*TASK OBJECTIVE*: Check each line of the listing below for the string "handle", and copy the ones that have it.
================================
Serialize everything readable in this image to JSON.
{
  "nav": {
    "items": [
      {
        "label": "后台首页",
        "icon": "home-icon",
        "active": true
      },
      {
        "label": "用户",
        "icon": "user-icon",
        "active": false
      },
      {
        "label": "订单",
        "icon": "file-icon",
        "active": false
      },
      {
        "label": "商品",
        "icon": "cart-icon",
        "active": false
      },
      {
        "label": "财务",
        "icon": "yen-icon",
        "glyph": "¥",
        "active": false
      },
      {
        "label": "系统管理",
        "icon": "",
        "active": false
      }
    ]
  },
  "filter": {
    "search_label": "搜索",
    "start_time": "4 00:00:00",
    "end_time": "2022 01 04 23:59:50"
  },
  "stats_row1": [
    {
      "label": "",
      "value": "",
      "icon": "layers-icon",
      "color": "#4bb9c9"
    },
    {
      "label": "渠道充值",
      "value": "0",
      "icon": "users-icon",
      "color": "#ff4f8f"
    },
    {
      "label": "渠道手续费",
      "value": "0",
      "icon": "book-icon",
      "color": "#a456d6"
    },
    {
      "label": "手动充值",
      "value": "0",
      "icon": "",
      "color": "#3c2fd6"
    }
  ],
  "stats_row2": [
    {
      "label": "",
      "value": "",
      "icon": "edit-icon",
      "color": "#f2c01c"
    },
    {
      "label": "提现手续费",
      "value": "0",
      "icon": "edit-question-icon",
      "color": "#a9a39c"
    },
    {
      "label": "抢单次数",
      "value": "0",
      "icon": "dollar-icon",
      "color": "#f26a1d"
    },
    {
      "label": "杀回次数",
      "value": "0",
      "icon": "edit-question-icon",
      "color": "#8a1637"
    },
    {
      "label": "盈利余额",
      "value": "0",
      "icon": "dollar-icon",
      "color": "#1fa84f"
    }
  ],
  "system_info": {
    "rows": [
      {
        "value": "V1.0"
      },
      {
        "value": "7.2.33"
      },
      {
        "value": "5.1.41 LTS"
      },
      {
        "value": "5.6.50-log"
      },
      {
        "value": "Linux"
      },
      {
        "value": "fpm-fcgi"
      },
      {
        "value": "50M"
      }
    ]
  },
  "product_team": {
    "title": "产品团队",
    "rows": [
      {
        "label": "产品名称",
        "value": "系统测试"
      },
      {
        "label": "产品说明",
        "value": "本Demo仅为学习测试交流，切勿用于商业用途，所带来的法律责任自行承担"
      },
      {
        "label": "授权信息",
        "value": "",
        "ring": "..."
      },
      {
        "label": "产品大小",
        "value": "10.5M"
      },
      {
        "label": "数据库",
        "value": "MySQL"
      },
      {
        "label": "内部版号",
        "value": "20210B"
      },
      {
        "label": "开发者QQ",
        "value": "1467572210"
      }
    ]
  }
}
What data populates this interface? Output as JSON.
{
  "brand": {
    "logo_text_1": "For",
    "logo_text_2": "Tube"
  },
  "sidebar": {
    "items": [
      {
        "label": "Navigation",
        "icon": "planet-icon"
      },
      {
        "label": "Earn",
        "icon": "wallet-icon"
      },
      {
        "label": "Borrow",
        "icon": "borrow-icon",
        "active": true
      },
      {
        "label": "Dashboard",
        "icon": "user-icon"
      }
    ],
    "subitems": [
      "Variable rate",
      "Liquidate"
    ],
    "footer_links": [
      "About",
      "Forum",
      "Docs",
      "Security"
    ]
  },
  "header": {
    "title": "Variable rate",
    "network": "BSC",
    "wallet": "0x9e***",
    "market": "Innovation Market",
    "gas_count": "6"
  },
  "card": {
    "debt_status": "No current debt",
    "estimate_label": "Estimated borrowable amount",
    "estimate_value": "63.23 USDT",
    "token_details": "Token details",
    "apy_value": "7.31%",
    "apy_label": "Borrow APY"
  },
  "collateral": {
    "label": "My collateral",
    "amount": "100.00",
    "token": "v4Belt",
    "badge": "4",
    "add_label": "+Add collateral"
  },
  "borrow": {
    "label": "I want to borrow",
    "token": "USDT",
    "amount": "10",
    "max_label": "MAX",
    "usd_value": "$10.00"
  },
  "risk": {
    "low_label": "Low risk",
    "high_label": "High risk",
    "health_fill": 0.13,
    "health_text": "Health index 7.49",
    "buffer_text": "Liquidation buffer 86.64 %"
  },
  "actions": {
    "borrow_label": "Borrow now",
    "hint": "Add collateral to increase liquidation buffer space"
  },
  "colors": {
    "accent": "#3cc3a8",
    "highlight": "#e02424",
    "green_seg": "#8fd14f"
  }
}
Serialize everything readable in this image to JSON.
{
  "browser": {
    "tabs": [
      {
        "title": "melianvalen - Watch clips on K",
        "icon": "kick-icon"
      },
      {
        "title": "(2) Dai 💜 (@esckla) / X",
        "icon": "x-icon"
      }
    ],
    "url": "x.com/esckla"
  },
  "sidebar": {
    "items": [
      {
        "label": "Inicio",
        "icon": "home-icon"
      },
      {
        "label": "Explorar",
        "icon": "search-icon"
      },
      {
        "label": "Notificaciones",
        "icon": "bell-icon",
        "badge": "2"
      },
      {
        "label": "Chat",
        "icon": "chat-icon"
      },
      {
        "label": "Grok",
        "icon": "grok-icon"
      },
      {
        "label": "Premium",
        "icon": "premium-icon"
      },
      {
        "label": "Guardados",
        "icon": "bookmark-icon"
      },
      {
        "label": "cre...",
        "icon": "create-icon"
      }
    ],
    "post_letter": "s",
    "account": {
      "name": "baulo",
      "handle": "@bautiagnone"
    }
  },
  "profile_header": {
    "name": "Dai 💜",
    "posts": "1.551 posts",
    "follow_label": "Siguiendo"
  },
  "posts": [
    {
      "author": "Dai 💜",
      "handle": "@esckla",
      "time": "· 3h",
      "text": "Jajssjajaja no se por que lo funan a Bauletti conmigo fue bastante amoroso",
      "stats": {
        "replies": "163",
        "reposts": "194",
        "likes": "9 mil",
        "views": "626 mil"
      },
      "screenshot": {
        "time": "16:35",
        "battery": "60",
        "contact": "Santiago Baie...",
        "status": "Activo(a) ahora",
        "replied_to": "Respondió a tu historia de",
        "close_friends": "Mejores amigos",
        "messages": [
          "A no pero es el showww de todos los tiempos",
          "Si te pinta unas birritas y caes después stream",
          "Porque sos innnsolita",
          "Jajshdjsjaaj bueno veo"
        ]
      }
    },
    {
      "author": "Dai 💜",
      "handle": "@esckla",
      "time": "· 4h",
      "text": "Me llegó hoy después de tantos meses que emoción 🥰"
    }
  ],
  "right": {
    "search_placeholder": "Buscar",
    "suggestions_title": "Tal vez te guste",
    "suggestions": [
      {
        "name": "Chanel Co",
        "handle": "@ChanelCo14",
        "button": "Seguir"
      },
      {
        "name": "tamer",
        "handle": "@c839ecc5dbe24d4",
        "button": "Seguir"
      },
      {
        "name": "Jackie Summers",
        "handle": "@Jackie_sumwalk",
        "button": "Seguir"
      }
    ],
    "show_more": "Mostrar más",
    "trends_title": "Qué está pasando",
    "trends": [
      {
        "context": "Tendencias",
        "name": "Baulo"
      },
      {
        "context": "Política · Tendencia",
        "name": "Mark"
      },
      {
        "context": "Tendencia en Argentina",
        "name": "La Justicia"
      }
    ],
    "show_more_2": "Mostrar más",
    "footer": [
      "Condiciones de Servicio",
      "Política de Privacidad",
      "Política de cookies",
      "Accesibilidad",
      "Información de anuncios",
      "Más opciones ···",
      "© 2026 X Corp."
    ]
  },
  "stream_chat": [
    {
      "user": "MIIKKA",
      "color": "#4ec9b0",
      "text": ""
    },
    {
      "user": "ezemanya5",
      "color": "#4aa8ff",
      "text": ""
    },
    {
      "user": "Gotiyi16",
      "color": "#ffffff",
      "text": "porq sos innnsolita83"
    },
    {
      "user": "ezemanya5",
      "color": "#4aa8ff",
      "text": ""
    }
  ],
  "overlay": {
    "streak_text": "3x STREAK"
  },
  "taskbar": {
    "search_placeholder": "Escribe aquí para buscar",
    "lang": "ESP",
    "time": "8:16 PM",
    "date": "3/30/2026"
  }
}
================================
*EXERCISE RESPONSE*:
      "handle": "@bautiagnone"
      "handle": "@esckla",
      "handle": "@esckla",
        "handle": "@ChanelCo14",
        "handle": "@c839ecc5dbe24d4",
        "handle": "@Jackie_sumwalk",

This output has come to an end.